In the records below, some lines hold the word "Fetch". Copy each of those lines.

§ Data for the task
──────────

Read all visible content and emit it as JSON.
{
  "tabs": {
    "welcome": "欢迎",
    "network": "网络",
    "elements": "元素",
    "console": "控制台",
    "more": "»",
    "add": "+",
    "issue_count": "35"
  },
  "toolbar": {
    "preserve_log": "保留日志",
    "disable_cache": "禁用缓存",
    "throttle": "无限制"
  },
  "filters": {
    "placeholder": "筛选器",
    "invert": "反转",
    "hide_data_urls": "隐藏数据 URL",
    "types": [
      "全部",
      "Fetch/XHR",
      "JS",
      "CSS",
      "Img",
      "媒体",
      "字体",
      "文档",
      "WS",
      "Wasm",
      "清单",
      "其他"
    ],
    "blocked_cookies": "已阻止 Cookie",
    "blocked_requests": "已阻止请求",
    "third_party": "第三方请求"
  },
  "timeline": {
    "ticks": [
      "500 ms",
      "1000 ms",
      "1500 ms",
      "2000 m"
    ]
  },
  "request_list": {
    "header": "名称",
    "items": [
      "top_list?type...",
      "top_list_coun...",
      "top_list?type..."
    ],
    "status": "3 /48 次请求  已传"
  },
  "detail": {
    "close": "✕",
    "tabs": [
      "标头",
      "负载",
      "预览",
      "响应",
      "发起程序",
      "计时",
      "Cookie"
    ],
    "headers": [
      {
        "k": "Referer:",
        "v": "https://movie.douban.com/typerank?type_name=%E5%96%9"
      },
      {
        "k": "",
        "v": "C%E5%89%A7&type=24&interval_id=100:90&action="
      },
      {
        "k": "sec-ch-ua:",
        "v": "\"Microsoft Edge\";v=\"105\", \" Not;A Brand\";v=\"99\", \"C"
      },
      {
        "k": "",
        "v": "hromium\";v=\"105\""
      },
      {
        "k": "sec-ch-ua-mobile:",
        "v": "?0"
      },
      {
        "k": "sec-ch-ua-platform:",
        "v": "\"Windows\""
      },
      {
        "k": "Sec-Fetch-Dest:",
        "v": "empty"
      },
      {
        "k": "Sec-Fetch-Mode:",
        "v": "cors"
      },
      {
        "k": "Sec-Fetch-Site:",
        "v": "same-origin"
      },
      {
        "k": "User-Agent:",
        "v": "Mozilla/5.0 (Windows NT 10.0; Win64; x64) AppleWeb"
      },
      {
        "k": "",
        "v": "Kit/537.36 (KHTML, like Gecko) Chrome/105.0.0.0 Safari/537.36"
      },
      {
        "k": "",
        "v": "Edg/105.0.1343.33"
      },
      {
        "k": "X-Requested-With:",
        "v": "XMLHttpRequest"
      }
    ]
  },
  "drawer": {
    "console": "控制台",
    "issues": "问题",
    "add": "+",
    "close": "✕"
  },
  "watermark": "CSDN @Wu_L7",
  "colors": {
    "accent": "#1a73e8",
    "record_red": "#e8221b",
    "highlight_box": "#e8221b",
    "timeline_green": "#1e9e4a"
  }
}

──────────

§ Answer
      "Fetch/XHR",
        "k": "Sec-Fetch-Dest:",
        "k": "Sec-Fetch-Mode:",
        "k": "Sec-Fetch-Site:",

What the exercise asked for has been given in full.